Published Oct. 23, 2014
Nathan Payne, summer laborer, uses a hose to wash mud and debris out of one of the tainter gates at Newburgh Locks and Dam, Newburgh, Ind.

Nathan Payne, summer laborer, uses a hose to wash mud and debris out of one of the tainter gates at Newburgh Locks and Dam, Newburgh, Ind.

A tainter gate at Newburgh Locks and Dam has been partially cleared of debris.

A tainter gate at Newburgh Locks and Dam has been partially cleared of debris.

It’s a dirty job.

In recent years, the tainter gates at Newburgh Locks and Dam—those gates which control the flow of water through the dam—had become filled with mud and debris, inhibiting inspections and repairs as well as decreasing the service life of the gates themselves. Rather than put out a contract to have the repairs done, the staff at Newburgh, working extra hours in extreme conditions, confronted the challenge of cleaning out the gates.

Since the 1990s, the skin sheets—sheets of metal that cover and enclose the gates—had begun deteriorating, allowing the rush of the Ohio River to deposit mud, sticks and other debris inside the gates.

"Over the years, it accumulated to the point it’s at today, in some places up to five or six feet high," said Tony Barron, lockmaster, Newburgh Locks and Dam.

With the assistance of a couple of colleagues from Cannelton Locks and Dam just upriver, the locks and dam staff at Newburgh began taking off the large cover plates to expose the mud that was trapped inside and washing it out of the gates with a fire hose.

"It’s something we felt we had the capability to do, but we had never tried to tackle it before," said Waylon Humphrey, Louisville District assistant operations manager.

Work on the first gate took approximately two weeks from start to finish. By the third gate, the team completed the process of removing the skin sheets, cleaning out the gate, and replacing the skin sheets in only six working days, effectively cutting in half the time required.

In addition to the necessary cleaning and repair, the removal of the mud prevents further wear and tear on the structure as well as deterioration inside gates—a major savings, according to Barron.

"The mechanics are going beyond their normal duties and their efforts are saving us money while adding life to the gates," said Louisville District Commander Col. Christopher Beck.

"It is very dirty, nasty, time consuming work," added Humphrey, "but it is a great benefit to the structure, and it comes at a great cost savings as hiring a contractor to perform this effort would greatly exceed our labor cost to accomplish."

Debris removal from three of the nine tainter gates was completed before the weather turned too cold to continue.
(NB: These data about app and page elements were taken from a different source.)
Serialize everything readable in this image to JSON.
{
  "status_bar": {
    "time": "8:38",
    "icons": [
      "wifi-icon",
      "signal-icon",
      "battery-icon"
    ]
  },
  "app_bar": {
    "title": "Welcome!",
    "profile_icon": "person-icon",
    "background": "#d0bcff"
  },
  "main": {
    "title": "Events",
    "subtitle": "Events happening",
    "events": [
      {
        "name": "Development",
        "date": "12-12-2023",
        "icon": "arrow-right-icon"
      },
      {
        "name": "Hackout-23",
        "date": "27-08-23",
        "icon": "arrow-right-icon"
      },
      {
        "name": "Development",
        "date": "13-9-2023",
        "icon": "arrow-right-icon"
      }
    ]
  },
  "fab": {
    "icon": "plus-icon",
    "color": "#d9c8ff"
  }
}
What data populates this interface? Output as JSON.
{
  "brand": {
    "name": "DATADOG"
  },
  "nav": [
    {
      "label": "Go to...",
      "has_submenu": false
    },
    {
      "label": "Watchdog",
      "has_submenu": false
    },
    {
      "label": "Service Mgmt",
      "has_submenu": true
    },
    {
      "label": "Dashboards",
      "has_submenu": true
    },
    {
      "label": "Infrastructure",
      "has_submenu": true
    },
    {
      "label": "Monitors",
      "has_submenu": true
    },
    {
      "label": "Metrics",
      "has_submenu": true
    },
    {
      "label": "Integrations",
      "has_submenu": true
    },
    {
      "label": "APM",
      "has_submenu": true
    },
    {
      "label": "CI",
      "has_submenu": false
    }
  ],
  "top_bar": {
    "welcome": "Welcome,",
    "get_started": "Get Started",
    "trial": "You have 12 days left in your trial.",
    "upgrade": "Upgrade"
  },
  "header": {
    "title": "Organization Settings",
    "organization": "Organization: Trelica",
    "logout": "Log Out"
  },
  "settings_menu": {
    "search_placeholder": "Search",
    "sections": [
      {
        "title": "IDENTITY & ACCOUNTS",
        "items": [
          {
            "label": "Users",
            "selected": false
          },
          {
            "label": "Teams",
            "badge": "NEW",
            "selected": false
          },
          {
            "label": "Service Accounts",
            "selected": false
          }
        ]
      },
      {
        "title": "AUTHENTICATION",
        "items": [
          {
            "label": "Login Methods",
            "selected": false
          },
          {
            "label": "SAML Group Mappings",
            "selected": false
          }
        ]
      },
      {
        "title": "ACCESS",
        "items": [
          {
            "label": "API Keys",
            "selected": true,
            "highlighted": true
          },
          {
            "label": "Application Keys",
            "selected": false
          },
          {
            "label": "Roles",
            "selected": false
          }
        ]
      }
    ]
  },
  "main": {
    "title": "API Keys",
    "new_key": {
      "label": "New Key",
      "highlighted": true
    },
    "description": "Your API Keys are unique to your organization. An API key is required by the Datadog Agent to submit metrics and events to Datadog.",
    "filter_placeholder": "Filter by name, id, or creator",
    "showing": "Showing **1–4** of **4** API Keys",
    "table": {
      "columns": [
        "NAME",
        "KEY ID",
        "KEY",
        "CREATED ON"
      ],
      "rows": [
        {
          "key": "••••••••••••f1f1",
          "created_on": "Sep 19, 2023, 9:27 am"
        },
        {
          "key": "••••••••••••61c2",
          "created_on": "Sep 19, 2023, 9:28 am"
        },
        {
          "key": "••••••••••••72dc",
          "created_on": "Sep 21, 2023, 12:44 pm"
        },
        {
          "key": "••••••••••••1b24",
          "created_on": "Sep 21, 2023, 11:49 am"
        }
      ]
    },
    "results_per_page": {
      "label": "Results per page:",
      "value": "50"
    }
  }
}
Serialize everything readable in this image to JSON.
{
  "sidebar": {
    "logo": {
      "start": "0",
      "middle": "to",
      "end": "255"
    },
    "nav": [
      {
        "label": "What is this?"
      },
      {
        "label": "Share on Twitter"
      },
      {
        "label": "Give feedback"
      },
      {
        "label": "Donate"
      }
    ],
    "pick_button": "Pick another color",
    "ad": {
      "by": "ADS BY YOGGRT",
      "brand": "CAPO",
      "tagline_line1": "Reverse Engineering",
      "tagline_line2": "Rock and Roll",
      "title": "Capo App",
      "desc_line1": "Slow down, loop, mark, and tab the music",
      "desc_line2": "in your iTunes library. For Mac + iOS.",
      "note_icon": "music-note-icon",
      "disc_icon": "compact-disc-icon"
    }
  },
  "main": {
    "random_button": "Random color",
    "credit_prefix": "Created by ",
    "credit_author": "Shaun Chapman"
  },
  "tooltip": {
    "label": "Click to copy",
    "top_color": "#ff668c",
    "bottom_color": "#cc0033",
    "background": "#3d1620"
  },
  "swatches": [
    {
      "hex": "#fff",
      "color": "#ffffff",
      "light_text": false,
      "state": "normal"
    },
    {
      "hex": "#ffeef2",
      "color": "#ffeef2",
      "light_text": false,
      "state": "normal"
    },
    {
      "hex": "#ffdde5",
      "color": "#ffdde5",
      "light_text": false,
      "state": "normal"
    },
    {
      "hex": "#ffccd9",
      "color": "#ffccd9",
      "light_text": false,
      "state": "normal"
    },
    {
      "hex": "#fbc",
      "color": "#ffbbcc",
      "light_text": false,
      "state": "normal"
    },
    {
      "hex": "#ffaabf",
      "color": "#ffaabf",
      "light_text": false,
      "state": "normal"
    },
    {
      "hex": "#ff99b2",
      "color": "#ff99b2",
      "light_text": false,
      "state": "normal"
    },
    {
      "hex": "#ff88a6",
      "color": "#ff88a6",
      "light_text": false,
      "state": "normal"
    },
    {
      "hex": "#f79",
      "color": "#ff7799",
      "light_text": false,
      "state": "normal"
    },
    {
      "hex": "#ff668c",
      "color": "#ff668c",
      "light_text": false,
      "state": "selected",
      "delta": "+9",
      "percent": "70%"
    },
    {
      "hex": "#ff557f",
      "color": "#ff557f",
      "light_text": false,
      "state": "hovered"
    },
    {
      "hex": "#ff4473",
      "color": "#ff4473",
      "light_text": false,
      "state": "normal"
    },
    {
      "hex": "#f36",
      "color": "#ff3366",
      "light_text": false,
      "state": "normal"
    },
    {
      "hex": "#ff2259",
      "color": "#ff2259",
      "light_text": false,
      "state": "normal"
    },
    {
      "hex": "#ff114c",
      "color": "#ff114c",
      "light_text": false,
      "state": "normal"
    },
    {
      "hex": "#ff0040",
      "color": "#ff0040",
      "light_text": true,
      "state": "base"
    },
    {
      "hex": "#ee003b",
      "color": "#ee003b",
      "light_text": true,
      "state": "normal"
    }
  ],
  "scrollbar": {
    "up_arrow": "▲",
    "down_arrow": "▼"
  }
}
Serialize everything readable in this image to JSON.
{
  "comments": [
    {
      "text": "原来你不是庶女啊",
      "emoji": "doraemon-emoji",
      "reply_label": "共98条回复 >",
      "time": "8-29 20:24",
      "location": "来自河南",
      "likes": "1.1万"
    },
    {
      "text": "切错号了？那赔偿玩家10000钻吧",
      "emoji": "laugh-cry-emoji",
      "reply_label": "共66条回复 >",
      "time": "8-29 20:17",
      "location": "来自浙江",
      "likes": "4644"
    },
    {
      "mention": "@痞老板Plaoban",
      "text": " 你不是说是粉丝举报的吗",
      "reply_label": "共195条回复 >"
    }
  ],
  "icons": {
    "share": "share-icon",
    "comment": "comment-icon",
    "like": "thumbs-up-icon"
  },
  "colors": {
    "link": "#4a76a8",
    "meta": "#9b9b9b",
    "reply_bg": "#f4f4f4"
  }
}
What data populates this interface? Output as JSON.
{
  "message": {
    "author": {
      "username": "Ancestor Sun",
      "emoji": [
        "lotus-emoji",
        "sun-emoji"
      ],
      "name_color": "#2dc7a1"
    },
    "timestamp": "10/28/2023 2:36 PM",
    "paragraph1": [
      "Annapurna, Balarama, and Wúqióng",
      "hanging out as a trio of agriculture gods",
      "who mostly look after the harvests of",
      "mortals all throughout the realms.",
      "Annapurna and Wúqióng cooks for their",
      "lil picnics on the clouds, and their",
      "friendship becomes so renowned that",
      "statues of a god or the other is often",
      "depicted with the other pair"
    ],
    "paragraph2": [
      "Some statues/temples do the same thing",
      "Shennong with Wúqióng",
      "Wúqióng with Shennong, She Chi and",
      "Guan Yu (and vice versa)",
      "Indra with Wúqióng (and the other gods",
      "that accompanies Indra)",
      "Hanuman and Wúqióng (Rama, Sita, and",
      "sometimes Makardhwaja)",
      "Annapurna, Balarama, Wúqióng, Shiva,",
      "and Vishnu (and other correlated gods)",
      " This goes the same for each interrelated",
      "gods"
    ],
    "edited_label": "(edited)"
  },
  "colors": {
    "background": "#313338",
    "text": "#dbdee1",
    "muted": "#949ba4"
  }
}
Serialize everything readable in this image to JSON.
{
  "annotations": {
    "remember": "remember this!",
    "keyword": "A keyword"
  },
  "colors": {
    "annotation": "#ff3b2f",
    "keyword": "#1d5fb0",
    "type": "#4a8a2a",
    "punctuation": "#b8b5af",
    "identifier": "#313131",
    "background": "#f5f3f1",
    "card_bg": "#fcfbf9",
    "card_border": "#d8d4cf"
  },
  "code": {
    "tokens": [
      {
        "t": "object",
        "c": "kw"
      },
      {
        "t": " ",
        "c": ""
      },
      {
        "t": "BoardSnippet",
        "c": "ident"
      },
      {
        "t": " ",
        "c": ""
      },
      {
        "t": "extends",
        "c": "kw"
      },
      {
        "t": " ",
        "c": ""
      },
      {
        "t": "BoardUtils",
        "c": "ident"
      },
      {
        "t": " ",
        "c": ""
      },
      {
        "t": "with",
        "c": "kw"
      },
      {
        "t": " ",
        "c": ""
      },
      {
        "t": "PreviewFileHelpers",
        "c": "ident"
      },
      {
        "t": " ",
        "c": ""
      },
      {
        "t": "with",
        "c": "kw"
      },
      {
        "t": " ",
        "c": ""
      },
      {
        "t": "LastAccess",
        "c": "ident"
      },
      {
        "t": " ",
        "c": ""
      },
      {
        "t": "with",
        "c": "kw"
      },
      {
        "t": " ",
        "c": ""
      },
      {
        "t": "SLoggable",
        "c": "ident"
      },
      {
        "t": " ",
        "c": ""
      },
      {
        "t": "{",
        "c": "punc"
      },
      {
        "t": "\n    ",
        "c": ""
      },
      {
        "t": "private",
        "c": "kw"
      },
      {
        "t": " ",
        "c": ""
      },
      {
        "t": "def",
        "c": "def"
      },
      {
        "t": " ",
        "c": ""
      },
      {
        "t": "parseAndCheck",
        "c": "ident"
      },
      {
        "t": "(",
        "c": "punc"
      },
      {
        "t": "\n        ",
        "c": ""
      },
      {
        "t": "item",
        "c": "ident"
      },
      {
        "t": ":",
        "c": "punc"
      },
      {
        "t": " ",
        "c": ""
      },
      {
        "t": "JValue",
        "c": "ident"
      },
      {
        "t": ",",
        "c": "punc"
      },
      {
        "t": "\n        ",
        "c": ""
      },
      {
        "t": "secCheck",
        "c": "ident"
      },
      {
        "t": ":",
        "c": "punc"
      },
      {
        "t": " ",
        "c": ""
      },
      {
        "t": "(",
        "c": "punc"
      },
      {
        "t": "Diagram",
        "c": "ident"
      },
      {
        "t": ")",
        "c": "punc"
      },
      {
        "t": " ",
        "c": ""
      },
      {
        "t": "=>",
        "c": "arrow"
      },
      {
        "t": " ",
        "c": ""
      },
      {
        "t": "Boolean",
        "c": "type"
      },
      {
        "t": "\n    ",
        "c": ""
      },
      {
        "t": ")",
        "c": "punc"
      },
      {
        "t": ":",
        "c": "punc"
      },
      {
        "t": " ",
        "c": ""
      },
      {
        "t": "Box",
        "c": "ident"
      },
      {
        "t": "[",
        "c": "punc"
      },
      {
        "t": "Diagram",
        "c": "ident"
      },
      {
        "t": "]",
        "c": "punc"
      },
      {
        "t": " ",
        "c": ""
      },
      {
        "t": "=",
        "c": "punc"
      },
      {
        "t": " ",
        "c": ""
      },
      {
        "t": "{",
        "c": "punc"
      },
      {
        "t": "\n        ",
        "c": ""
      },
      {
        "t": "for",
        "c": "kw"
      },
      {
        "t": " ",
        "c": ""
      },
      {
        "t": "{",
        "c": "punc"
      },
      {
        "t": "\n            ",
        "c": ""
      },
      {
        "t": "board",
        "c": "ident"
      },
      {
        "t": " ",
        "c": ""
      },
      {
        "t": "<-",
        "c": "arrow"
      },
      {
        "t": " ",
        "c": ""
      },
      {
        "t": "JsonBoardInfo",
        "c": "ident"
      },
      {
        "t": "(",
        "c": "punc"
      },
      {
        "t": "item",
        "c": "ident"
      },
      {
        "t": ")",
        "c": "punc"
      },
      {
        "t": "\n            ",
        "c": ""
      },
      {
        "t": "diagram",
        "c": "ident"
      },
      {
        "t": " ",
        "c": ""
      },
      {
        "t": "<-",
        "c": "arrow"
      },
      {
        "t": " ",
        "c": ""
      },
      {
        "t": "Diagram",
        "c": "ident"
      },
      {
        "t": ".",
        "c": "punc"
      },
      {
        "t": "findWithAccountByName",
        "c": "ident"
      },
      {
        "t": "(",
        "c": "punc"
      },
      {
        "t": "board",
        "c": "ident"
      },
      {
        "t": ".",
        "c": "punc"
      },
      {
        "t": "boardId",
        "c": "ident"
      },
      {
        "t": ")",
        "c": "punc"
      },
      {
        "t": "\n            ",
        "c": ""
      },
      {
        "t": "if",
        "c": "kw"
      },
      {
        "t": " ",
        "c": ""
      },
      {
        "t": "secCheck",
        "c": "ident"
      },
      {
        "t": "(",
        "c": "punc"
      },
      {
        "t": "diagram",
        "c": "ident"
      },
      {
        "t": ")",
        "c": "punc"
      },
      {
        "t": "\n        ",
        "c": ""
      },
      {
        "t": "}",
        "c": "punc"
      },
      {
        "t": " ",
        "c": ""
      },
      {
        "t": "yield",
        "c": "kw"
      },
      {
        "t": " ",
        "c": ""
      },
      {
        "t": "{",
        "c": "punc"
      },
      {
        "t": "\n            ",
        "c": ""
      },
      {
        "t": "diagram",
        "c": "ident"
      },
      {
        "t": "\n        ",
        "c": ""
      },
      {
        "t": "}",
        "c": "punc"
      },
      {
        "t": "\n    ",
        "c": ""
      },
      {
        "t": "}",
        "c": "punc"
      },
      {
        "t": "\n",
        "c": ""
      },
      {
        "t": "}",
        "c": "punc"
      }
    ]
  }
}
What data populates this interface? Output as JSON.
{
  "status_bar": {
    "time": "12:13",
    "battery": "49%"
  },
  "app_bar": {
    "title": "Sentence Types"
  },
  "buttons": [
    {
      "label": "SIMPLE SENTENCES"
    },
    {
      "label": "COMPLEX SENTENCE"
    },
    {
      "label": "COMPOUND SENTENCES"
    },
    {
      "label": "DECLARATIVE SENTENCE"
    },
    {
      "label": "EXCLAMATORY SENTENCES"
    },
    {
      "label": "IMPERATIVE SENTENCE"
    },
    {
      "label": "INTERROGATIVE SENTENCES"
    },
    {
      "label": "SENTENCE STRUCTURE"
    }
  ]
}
The remaining gates will be finished in spring 2015.

"These guys did amazing work, so hats off to them," said Barron.